Holcomb city council has voted to delay implementing a new state law that allows concealed weapons in public buildings. City administrator Robin Pena said the six-month extension will give Holcomb time to create a plan to keep everyone safe.
The law takes effect July 1, but local governments are allowed to seek a delay until Jan. 1, 2014.
Cowley College in Winfield will continue banning concealed weapons inside its buildings and residence halls, as officials study how to implement a new Kansas law.
The law taking effect July 1 prohibits most public entities from banning concealed firearms in their buildings unless the buildings have adequate security. But it also lets public universities and junior colleges exempt themselves for four years. Trustees of Cowley College recently approved such an exemption last week.

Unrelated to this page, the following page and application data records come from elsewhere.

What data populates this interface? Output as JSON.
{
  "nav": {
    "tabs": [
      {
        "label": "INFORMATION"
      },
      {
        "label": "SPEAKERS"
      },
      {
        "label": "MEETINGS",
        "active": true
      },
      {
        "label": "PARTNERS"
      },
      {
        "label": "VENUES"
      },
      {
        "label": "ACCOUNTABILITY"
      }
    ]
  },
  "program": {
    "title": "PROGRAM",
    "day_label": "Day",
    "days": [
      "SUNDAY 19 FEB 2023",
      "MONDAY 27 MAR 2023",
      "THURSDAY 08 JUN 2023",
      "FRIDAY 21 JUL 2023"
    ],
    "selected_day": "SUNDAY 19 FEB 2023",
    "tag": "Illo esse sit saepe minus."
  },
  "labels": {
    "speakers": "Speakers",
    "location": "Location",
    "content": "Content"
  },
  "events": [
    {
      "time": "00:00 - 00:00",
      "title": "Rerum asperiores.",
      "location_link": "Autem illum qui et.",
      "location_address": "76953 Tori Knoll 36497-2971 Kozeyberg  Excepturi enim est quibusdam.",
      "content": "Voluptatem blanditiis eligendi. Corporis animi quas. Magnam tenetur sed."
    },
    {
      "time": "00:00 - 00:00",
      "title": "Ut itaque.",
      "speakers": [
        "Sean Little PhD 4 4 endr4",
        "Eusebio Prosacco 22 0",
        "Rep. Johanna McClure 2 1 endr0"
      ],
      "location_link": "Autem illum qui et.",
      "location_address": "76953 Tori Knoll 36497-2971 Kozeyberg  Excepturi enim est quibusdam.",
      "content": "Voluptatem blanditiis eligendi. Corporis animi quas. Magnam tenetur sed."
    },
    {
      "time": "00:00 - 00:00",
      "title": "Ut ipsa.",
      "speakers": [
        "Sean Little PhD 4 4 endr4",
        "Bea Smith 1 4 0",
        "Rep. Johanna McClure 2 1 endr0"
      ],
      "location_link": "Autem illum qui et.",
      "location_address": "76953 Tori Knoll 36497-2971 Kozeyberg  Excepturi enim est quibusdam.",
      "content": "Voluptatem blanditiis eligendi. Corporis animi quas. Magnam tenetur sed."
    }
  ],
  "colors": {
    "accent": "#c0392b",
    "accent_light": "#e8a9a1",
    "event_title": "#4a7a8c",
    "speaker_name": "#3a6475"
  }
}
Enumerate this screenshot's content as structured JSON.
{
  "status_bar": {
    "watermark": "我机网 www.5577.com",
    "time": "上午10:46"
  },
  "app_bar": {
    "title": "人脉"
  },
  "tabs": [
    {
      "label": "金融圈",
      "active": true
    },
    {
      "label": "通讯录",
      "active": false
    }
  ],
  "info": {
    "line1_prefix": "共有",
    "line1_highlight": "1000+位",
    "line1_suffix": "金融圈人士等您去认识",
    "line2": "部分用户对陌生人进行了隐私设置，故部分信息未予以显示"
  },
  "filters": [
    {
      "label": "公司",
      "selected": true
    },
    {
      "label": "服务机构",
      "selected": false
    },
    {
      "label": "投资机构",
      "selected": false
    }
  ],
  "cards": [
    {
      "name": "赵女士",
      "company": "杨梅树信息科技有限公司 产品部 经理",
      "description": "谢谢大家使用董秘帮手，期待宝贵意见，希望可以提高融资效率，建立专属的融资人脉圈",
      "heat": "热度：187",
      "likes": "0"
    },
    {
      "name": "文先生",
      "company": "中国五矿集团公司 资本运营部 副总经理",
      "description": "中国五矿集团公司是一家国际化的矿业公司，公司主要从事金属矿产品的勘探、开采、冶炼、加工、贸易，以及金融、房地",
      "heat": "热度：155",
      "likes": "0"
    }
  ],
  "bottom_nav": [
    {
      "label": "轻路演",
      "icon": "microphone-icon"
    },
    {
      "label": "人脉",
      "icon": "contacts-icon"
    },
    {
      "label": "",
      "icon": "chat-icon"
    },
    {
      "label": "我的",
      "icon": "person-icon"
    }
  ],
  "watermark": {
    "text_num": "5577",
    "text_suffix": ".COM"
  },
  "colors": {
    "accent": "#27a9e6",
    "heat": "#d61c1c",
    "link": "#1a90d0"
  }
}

A bill in the Kansas House would require public buildings to be open to people legally carrying concealed weapons, unless the building has adequate security measures.
Under current law, concealed weapons can be barred from public buildings by posting a sign at the door.
Sen. Forrest Knox, an Altoona Republican, spoke in favor of the bill during a committee hearing Monday. He says Kansans with concealed weapons permits should be allowed to carry guns inside public buildings unless the building has enough security to ensure safety.
If I may be boastful for a moment here, let me just say that you are listening to the voice of a very brave man. I didn’t realize I was brave—in fact, I’ve lived my life fairly oblivious to my own courage for lo, these many years.
But at a recent Sedgwick County Commission meeting, Commissioner Richard Ranzau proposed allowing folks with concealed-carry handgun permits to tote their pistols into many county buildings, including mental health facilities. Commissioner Karl Peterjohn agreed, saying, “I feel safer in a building where concealed carry is allowed.”